[15] Id. at para. 99-105.

[16] Id.

[17] Id. at para. 110-66.

[18] Id. at para. 136-42.

[19] Id.

[20] Morissette v. United States, 342 U.S. 246, 250 (1952).

[21] E.g., State v. Yanez, 716 A.2d 759 (R.I. 1988) (first degree child molestation as a strict liability offense with minimum 20-year prison sentence). See Joshua Dressler, Understanding Criminal Law 142 (8th ed. 2018).

[22] United States v. United States Gypsum Co., 438 U.S. 422 (1978). Dressler, supra note 19, at 139-40.

[23] Dressler, supra note 19, at 142.

[24] Id. at 144. Model Penal Code § 1.04(5).

[25] See id. at 139-44.

[26] Id. at 142.

[27] Id. at 143.

[28] Id. at 309 (“Where courts have spoken to the issue, the general approach appears to be that, although unconsciousness ordinarily precludes criminal liability, it is not a defense if the condition was itself brought on by voluntary consumption of alcohol or drugs.”)

[29] Schlatter v. State, 891 N.E.2d 1139, 1143 (Ind. Ct. App. 2008).

[30] Montana v. Egelhoff, 518 U.S. 37 (1996).

[31] Dressler, supra note 19, at 301.

[32] Id. at 308.

[33] Egelhoff, 518 U.S. at 69 (dissenting opinion).

[34] Id.

[35] Brown, 2022 SCC 18 at para. 5 (“It thus bears emphasizing that Mr. Brown was not simply drunk or high. To be plain: it is the law in Canada that intoxication short of automatism is not a defence to the kind of violent crime at issue here. The outcome of the constitutional questions in these appeals has no impact on the rule that intoxication short of automatism is not a defence to violent crimes of general intent in this country.”)

[36] General intent offenses may not explicitly contain a mens rea but courts will typically apply one in deciding the case. In light of the holding in Reference Re BC Motor Vehicle Act that absolute liability for criminal offenses is unconstitutional, Canadian courts would be required to apply a mens rea requirement.

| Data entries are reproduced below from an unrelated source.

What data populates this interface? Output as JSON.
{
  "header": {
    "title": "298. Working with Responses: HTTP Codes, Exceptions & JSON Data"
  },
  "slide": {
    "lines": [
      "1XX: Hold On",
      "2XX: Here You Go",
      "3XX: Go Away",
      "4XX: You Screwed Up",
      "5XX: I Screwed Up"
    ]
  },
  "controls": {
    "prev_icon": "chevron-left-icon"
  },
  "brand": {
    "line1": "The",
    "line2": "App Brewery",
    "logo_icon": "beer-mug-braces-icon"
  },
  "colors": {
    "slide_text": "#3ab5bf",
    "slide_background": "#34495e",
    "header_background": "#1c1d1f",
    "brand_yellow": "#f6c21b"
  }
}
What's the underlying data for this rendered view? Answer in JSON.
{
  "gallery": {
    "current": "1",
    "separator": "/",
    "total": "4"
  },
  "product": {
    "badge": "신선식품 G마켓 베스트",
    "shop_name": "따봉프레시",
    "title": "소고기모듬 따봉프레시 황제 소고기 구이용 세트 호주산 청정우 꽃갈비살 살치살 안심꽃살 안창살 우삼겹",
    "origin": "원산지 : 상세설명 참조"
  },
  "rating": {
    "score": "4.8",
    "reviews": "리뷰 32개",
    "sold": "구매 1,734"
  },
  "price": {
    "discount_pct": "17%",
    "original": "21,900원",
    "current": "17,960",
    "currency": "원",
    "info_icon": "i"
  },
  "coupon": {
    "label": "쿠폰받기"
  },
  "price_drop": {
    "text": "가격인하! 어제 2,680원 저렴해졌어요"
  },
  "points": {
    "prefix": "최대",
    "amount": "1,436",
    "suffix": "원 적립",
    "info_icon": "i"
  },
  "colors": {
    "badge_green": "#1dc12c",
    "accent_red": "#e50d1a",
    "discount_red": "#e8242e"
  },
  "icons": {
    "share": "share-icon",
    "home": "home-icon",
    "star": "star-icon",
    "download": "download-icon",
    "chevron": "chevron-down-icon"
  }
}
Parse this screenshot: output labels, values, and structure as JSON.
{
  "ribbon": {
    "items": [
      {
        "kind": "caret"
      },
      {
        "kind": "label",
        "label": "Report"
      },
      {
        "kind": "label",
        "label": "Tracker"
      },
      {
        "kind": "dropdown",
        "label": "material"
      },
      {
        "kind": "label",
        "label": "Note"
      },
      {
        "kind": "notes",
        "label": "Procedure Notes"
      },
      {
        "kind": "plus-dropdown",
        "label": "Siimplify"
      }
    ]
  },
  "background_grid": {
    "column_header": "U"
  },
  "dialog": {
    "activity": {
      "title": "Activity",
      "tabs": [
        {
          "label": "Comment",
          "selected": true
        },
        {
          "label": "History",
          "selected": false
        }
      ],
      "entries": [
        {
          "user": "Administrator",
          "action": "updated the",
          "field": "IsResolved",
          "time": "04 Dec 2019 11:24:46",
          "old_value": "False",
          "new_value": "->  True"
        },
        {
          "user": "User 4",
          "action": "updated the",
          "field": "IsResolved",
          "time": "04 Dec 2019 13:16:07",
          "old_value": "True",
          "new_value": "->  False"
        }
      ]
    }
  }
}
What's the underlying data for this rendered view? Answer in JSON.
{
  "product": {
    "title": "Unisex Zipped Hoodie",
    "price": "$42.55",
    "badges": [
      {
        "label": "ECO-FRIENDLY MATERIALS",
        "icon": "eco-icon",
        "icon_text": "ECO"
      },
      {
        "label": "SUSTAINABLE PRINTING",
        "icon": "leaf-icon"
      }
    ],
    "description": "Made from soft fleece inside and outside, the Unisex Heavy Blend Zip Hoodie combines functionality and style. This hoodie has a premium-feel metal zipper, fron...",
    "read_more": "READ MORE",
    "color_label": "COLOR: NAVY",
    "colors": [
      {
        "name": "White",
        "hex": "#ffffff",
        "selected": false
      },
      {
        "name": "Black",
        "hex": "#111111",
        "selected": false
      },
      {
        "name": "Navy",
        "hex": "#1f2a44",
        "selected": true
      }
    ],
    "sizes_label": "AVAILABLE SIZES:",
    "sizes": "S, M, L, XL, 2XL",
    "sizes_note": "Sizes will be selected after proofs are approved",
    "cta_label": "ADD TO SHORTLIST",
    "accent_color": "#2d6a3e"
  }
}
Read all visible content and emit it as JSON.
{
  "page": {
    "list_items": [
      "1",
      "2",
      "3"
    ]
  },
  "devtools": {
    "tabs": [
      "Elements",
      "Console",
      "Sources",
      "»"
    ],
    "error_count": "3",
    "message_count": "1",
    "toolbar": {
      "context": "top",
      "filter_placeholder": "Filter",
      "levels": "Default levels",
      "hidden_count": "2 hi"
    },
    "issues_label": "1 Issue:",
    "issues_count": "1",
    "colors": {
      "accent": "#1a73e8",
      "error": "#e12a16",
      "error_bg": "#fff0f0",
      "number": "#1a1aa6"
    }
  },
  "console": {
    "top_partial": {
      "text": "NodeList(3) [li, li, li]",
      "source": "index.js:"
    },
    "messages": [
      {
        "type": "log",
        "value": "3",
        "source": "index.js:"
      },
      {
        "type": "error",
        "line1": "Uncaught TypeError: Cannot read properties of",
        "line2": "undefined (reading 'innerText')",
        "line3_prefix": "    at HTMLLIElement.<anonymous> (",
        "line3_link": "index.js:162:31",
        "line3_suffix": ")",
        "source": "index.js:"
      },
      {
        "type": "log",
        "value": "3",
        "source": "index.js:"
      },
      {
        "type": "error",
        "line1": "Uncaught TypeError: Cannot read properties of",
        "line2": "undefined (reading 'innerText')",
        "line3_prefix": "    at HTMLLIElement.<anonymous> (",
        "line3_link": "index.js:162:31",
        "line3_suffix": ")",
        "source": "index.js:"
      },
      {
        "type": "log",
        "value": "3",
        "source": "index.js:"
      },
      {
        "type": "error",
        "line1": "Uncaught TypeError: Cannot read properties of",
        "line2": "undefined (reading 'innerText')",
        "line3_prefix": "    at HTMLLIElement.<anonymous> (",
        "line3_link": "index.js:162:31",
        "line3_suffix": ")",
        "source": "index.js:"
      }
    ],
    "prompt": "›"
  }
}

[37] Dressler, supra note 19, at 301 (“… the modern legislative trend is to reduce the scope of any intoxication defense still further.”)